Of the dramatists who made vital contributions to the rise the Abbey Theatre in Ireland, Sean O’ Casey is definitely conspicuous figure. In fact, his dramatic works, coming after the first World War, constitute an important milestone in the literary history of the Abbey Theatre.
Of course, Sean O’ Casey did not write many plays. His connection with the Abbey Theatre, too, did not last long. His two important plays, produced in the Abbey Theatre, are Juno and the Paycock (1925) and The Plough and the Stars (1926). His two remarkable other plays, performed outside the Abbey Theatre, include The Silver Tassie, written in 1928, and Red Roses for Me, performed during the Second World War, 1943.
In Juno and the Paycock, the place of action is a Dublin tenement, set against the background of the civil war between the Free Staters and the Republicans. The heroine of the play, Juno Boyle, is a poor woman in financial hardship, brought about by her husband Captain Boyle’s thriftlessness and drunkenness. She is a woman of practicality and fortitude but has to suffer intensely, while her husband spends freely and piles up debts. There is a sad affair of their daughter Mary who becomes pregnant and is abandoned by her schoolmaster lover. Their son John turned one-armed and neurotic in the civil war, is shot by his own comrades as an informer. The play is all a tragedy, with the heroine, representing suffering Irish womanhood. She is left with only a poor dead son, and she takes her grief as an inevitable casualty and prays to Jesus, ‘Given us Thine own eternal love.” She comes here very close to Synge’s memorable character Maurya in Riders to the Sea.

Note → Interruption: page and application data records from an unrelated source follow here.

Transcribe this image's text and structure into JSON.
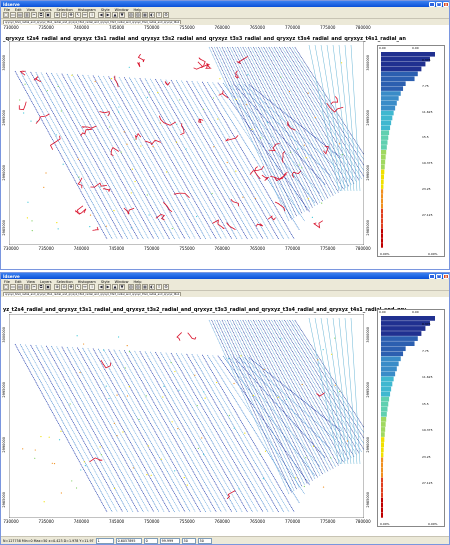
{
  "app": {
    "window_title": "Idserve",
    "min": "_",
    "max": "□",
    "close": "×"
  },
  "menu": [
    "File",
    "Edit",
    "View",
    "Layers",
    "Selection",
    "Histogram",
    "Style",
    "Window",
    "Help"
  ],
  "toolbar_icons": [
    "new-icon",
    "open-icon",
    "save-icon",
    "print-icon",
    "cut-icon",
    "copy-icon",
    "paste-icon",
    "zoom-in-icon",
    "zoom-out-icon",
    "pan-icon",
    "select-icon",
    "measure-icon",
    "info-icon",
    "back-icon",
    "forward-icon",
    "up-icon",
    "down-icon",
    "layers-icon",
    "chart-icon",
    "grid-icon",
    "palette-icon",
    "export-icon",
    "settings-icon"
  ],
  "toolbar_glyphs": [
    "□",
    "▭",
    "▤",
    "▥",
    "✂",
    "⧉",
    "▣",
    "⊕",
    "⊖",
    "✥",
    "↖",
    "↔",
    "i",
    "◀",
    "▶",
    "▲",
    "▼",
    "▧",
    "▨",
    "▦",
    "◐",
    "⇪",
    "⚙"
  ],
  "window1": {
    "tabs": [
      "qryxyz_t2s4_radial_and_qryxyz_t3s1_radial_and_qryxyz_t3s2_radial_and_qryxyz_t3s3_radial_and_qryxyz_t3s4_radial_and_qryxyz_t4s1"
    ],
    "map_title": "_qryxyz_t2s4_radial_and_qryxyz_t3s1_radial_and_qryxyz_t3s2_radial_and_qryxyz_t3s3_radial_and_qryxyz_t3s4_radial_and_qryxyz_t4s1_radial_an",
    "x_ticks": [
      "730000",
      "735000",
      "740000",
      "745000",
      "750000",
      "755000",
      "760000",
      "765000",
      "770000",
      "775000",
      "780000"
    ],
    "y_ticks_left": [
      "3000000",
      "2995000",
      "2990000",
      "2985000"
    ],
    "y_ticks_right": [
      "3000000",
      "2995000",
      "2990000",
      "2985000"
    ],
    "legend": {
      "top": "0.00",
      "max": "0.00",
      "labels": [
        "0.375",
        "7.75",
        "11.625",
        "15.5",
        "19.375",
        "23.25",
        "27.125"
      ],
      "bottom_left": "0.00%",
      "bottom_right": "0.00%"
    }
  },
  "window2": {
    "tabs": [
      "qryxyz_t2s4_radial_and_qryxyz_t3s1_radial_and_qryxyz_t3s2_radial_and_qryxyz_t3s3_radial_and_qryxyz_t3s4_radial_and_qryxyz_t4s1"
    ],
    "map_title": "yz_t2s4_radial_and_qryxyz_t3s1_radial_and_qryxyz_t3s2_radial_and_qryxyz_t3s3_radial_and_qryxyz_t3s4_radial_and_qryxyz_t4s1_radial_and_qry",
    "x_ticks": [
      "730000",
      "735000",
      "740000",
      "745000",
      "750000",
      "755000",
      "760000",
      "765000",
      "770000",
      "775000",
      "780000"
    ],
    "y_ticks_left": [
      "3000000",
      "2995000",
      "2990000",
      "2985000"
    ],
    "y_ticks_right": [
      "3000000",
      "2995000",
      "2990000",
      "2985000"
    ],
    "legend": {
      "top": "0.00",
      "max": "0.00",
      "labels": [
        "0.375",
        "7.75",
        "11.625",
        "15.5",
        "19.375",
        "23.25",
        "27.125"
      ],
      "bottom_left": "0.00%",
      "bottom_right": "0.00%"
    }
  },
  "status": {
    "left": "N=127758  Min=0  Max=50  x=0.423  D=1.978  Y=11.97",
    "fields": [
      "1",
      "0.6057895",
      "0",
      "99.999",
      "50",
      "50"
    ]
  },
  "colors": {
    "low": "#c00000",
    "mid": "#f0e000",
    "cyan": "#40c8d8",
    "high": "#203090"
  }
}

The Plough and the Stars is, perhaps, more serious in conception. The background is here also a political-the uprising in 1916. The play depicts quite explicitly the tragic effect of fanatical nationalism in the violence it engenders. Men are shown to indulge in the reckless acts of bloodshed under patriotic instincts. Sean O’Casey shows here ironically how the hard-hearted patriotic conduct is sponsored more by ego and vanity than by good sense and noble inspiration and results in the acutely agonizing suffering for women in particular. The tone here is definitely deeply tragic.
O’Casey relationship with the Abbey Theatre came to an unfortunate end in 1928, when his expressionist drama The Silver Tassie was refused by Yeats. He went to England and lived there in exile. The Silver Tassie, performed in London, is a harrowing exposure of the evil effect of trench warfare in England and the damage done by it on human hope and happiness. This is a sort of the experimental drama with rather non-naturalistic dialogue and undramatic presentation but basically pacifist in approach and humanist in outlook.
O’ Casey’s other play, Red Roses for Me, with Dublin as the setting, is somewhat autobiographical, and the hero seems to be a self-portrait. The new expressionist technique, suggested by the German dramatists and by the American Eugene O’Neill is found employed by him, with much lesser success. The emotional spontaneity and the verbal vitality of his earlier plays are found to give way to his conventionally colourful imagination, mechanical symbolism and verbal unnaturalism of his later plays.